Designed by Antoni Gaudi, Park Güell was a project that took 14 years to be constructed, from 1900. Gaudi had envisioned a themed park experience in Barcelona for visitors, more than a century ago from the present, five decades before the world had its first Disneyland in 1955.
Park Güell offers impressive vantage points with splendid views of the sea and the Plain of Barcelona. Originally intended to be private property for rich people, the plans did not take off as expected. The City Council purchased Park Güell in 1922 and opened it as a municipal park in 1926.
A colorful, creative and artistic place, Park Güell became a UNESCO World Heritage Site in 1984.
Unknown to me when I was visiting, Park Güell was designed to feature four broad themes, meant to be experienced progressively. I wished I knew this before visiting, it would have made the visit much more dimensional!
First Theme: Fairytales
Official websites refer to the two pavilions at the entrance as the porter’s lodge. At first glance, the only impression that came to my mind was gingerbread houses, yummy. According to an article posted by Viewport Magazine, Gaudi had watched Hansel and Gretel recently when he was designing the park – the influence is apparent.
Both structures have stunning roofs, built with traditional clay tiles that were covered with trencadis – a decorative kind of mosaic made using tile shards, which you will see is a significant decorative element of Park Güell.
Second theme: Greek mythology
From the main entrance, visitors will climb up the grand stairway. Near the top of the stairs, a dragon / salamandar mosaic statue – just like the dragon python from Greek mythology – stands guard over a fountain. This dragon is popular. It’s near impossible to get a photo without having other tourists appear inside your photo.
The Hypostyle Room
At the top of the stairs is a designed space (temple) with almost a hundred Doric columns.
(above quoted information was from banner on-site)
The Hypostyle Room was meant to be the market for the private estate. Look upwards when you’re there because you will discover surprises of art that Gaudi had incorporated into the ceiling.
Placa de la Natura (Nature Square)
Partly dug into the mountain and partly held up by the Hypostyle Room, this open plaza once held all kinds of celebrations (this square is also known as The Greek Theatre). Surrounding the edge of this open area is a continuous bench that is world-famous. Salvador Dalí had referred to the bench as the precursor of surrealism.
This continuous bench is decorated with beautiful trencadis – sometimes arranged purposefully, sometimes what appears to be random patterns. True to Gaudi’s thoughtfulness, the bench is ergonomic – he had a workman sit in soft plaster so he could recreate the anatomical curve accurately. It was very comfortable sitting on the bench!
Third theme: Nature
The next area of exploration consists of whimsical pathways, porticos, and columns that appear to be growing out of the earth. Play spaces are created from the creative blending of architectural features as well as the area’s natural aspects.
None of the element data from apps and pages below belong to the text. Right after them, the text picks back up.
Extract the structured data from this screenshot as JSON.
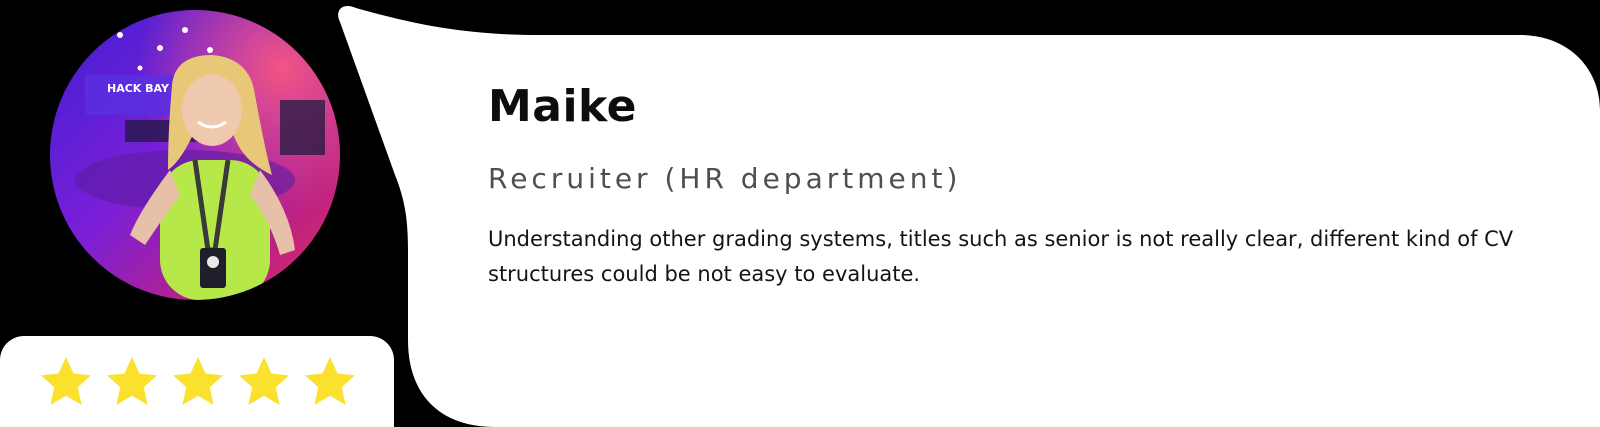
{
  "testimonial": {
    "name": "Maike",
    "role": "Recruiter (HR department)",
    "quote": "Understanding other grading systems, titles such as senior is not really clear, different kind of CV structures could be not easy to evaluate.",
    "rating": 5,
    "rating_max": 5
  },
  "photo": {
    "sign_text": "HACK BAY"
  },
  "colors": {
    "background": "#000000",
    "card": "#ffffff",
    "star": "#f9e12e",
    "name": "#0d0d0d",
    "role": "#4f4f4f",
    "quote": "#141414"
  },
  "icons": {
    "rating": "star-icon"
  }
}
The final theme: Spirituality
Unfortunately, I cannot write on the last theme as I have no memory of this area of the park at all?!? The landscape is supposed to be more rugged, the incline turns steeper. I probably left through a different exit as there’re various entry & exit points at Park Güell. For the last theme of Park Güell, Gaudi had intended the path’s visitor to feel as if one is on a religious pilgrimage. What an experience it would be!
Visited: Nov 2013
Additional sources: Park Guell’s website | Viewport Magazine (the best article I found about Park Guell)